▶ [Your assignment]: Work out how many lines of the data below hold the string "kind". Answer with that number alone.

▶ [Records provided]:

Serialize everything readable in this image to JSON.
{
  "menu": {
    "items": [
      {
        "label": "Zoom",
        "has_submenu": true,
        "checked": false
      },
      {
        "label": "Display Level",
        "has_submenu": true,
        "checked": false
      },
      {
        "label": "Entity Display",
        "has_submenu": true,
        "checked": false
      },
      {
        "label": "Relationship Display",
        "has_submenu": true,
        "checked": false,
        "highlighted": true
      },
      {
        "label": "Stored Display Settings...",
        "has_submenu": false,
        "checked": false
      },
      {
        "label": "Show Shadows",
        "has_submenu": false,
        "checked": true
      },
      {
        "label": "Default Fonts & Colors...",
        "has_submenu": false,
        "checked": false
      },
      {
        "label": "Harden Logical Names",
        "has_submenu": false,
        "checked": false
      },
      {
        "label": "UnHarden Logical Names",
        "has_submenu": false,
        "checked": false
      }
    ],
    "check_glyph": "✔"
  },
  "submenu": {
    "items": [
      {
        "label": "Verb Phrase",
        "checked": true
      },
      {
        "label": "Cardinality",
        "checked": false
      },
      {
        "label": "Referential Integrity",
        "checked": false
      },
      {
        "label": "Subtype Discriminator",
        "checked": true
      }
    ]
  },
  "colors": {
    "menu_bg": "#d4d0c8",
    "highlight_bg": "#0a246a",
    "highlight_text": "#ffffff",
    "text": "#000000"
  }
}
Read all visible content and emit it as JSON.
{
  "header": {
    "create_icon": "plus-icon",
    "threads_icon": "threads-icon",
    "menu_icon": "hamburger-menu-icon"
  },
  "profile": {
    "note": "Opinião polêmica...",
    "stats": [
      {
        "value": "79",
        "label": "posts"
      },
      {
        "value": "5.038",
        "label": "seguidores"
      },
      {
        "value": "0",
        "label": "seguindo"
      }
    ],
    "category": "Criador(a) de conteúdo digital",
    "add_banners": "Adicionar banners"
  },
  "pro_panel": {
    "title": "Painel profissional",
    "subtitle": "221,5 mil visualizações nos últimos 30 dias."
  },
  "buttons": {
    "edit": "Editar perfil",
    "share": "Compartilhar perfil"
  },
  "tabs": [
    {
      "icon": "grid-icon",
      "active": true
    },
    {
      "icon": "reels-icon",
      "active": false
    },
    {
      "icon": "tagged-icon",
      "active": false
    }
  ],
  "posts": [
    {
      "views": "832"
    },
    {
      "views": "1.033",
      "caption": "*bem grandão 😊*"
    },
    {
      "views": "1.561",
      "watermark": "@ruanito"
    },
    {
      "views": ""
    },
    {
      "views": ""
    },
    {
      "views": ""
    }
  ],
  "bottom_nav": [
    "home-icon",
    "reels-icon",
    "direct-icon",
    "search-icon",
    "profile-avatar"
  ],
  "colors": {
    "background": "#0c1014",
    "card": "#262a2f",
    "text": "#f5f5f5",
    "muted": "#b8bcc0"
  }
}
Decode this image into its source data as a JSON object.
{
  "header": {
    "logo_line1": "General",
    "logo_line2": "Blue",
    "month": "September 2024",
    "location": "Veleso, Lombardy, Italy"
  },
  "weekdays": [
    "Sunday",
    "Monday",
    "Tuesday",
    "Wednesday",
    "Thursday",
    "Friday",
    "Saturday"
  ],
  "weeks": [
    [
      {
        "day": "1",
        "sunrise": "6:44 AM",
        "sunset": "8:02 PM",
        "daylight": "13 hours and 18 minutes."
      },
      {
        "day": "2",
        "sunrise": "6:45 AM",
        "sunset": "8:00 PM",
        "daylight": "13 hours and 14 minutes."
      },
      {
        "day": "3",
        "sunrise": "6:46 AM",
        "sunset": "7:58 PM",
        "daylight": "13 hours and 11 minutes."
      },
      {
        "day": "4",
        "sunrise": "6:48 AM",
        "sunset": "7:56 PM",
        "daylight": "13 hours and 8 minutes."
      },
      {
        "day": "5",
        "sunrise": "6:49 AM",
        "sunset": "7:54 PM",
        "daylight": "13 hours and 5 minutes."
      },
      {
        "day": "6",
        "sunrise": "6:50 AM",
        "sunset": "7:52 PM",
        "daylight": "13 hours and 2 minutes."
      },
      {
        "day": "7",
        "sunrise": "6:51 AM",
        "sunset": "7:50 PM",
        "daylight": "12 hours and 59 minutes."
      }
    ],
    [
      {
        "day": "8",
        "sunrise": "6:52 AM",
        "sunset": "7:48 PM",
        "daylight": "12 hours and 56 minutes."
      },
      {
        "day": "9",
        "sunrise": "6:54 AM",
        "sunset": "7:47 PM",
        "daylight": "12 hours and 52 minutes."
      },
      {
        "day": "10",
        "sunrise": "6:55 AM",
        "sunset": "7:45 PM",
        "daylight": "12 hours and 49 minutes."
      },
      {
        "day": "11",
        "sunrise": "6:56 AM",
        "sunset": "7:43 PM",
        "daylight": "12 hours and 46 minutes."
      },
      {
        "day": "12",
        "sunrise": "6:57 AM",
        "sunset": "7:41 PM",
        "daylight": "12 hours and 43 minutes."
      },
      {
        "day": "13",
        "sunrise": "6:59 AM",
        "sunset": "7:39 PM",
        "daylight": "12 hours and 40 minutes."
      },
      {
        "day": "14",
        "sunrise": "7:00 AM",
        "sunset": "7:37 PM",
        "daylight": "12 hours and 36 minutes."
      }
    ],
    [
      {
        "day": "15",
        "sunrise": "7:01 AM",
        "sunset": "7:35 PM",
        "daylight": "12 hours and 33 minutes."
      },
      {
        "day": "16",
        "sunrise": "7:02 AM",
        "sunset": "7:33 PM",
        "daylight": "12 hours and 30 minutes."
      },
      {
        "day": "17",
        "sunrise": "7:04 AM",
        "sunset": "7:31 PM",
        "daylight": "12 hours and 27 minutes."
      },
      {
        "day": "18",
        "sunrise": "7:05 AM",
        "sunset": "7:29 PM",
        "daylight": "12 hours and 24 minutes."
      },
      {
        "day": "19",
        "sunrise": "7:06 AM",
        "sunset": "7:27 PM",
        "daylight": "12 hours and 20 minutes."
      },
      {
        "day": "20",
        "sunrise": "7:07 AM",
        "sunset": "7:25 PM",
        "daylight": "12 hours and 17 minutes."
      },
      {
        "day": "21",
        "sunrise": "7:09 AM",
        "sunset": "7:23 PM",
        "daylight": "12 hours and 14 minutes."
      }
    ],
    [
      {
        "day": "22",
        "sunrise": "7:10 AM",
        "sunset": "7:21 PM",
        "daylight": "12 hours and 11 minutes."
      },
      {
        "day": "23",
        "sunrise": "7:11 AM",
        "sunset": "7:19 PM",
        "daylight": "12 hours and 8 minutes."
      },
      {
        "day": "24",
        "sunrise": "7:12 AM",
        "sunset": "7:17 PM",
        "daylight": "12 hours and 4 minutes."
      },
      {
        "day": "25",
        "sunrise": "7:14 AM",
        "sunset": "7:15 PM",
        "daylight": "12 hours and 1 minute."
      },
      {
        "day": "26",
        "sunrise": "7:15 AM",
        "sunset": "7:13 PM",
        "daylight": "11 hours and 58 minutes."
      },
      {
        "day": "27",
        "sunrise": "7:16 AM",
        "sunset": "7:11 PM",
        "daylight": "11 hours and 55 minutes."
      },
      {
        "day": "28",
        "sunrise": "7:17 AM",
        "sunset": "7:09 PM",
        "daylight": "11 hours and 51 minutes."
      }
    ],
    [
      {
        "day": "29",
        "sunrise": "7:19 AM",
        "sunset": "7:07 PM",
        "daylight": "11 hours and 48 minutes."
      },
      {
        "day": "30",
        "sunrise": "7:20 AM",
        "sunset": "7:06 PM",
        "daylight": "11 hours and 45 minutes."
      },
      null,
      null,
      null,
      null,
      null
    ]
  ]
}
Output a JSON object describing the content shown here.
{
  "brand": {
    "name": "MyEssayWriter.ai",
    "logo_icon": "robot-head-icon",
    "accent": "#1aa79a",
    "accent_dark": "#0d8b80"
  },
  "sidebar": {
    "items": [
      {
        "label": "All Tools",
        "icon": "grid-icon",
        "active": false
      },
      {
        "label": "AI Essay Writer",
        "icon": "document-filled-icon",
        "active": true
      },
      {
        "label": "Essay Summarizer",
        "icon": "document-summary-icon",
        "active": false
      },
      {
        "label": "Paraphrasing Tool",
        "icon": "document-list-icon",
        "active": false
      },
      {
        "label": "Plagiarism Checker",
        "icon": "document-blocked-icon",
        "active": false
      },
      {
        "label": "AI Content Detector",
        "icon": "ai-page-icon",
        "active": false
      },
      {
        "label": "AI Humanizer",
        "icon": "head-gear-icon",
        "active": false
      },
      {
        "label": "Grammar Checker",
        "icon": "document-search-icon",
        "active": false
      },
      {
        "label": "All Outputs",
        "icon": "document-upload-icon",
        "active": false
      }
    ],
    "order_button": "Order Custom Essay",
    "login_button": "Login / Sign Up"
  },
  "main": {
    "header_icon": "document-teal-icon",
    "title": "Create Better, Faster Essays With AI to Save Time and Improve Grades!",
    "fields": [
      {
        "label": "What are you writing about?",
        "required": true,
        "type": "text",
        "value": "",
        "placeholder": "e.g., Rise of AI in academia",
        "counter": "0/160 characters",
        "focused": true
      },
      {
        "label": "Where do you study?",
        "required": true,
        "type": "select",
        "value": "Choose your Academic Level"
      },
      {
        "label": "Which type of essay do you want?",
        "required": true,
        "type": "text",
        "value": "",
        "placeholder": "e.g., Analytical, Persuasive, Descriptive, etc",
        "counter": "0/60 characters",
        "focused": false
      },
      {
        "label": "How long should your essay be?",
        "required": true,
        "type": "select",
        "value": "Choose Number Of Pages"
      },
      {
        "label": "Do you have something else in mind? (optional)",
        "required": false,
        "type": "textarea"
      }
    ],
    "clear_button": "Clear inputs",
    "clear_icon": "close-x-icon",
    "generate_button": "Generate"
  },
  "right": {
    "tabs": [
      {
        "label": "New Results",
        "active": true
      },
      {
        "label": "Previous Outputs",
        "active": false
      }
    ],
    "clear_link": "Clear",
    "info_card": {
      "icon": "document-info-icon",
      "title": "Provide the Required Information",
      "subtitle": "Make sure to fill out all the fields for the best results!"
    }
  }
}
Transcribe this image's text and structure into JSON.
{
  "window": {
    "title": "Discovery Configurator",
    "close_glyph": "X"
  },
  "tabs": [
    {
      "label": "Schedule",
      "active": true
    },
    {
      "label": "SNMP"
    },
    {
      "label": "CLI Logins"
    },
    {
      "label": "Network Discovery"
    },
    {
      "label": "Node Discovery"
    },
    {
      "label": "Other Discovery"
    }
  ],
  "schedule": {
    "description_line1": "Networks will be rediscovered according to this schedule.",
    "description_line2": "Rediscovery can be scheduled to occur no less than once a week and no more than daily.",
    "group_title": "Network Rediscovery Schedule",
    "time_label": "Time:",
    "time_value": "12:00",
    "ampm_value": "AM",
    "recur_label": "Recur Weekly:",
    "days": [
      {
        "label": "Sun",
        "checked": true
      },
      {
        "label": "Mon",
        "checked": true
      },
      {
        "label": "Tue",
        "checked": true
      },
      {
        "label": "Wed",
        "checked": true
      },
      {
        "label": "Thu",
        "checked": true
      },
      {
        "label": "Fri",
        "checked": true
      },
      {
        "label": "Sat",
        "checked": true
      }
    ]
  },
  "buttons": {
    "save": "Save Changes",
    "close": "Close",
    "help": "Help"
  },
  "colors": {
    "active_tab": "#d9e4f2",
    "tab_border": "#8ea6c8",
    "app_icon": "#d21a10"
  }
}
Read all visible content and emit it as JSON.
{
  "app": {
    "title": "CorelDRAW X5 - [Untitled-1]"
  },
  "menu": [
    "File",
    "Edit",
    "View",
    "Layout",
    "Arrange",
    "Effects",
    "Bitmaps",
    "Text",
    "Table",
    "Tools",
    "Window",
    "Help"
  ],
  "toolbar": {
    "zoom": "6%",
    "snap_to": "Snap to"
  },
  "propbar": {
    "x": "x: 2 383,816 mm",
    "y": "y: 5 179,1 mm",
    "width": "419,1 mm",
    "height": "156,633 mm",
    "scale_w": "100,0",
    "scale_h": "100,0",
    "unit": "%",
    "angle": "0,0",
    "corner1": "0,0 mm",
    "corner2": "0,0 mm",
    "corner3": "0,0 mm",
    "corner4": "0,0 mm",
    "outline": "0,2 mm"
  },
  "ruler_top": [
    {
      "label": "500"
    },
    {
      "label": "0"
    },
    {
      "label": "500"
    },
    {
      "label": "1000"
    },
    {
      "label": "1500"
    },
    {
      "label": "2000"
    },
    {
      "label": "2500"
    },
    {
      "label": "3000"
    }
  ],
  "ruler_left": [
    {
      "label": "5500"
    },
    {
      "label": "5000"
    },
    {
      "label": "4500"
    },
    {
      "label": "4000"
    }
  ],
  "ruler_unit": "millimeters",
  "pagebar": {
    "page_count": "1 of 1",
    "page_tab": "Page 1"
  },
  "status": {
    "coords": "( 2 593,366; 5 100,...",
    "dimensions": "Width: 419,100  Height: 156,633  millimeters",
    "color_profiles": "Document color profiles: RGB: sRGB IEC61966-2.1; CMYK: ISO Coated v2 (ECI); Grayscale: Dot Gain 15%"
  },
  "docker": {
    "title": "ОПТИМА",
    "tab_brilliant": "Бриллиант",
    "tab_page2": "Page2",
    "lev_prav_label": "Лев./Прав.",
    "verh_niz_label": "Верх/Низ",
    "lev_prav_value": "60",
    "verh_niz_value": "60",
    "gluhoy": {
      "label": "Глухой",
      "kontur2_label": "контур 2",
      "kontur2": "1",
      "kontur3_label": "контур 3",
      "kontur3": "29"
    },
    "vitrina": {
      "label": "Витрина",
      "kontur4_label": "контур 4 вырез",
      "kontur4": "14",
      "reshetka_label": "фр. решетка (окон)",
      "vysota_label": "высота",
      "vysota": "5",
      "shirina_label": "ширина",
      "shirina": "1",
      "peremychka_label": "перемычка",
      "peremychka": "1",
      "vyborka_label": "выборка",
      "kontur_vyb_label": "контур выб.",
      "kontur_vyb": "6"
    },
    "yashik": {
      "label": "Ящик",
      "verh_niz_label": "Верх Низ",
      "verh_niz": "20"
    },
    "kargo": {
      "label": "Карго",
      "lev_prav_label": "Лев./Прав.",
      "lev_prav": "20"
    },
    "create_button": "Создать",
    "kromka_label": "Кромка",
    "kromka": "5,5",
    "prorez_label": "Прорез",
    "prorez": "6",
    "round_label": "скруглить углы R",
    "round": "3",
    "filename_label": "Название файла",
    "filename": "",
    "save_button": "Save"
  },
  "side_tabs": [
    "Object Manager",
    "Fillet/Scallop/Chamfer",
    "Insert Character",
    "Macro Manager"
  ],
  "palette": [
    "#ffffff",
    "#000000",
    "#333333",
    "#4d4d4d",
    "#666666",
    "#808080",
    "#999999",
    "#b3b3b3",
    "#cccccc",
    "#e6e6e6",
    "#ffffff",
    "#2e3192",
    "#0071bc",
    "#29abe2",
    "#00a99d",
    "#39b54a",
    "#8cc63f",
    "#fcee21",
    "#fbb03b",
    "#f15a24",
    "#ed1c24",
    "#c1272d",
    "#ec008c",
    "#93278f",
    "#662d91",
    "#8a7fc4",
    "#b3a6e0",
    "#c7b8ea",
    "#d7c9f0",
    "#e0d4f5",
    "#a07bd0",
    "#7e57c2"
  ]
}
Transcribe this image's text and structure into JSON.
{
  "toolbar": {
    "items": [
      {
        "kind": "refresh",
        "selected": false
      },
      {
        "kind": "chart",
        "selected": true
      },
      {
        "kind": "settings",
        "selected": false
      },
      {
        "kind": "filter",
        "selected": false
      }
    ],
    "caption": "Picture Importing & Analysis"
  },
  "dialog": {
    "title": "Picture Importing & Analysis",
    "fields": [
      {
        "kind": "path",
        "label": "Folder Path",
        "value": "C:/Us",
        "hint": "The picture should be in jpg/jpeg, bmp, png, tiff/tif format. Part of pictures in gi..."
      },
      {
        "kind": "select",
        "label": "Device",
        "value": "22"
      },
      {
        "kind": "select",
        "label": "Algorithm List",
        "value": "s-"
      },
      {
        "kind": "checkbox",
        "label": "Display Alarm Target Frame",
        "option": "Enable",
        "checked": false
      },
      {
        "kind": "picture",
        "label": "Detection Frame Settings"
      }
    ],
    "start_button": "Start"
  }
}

▶ [Answer box]: 9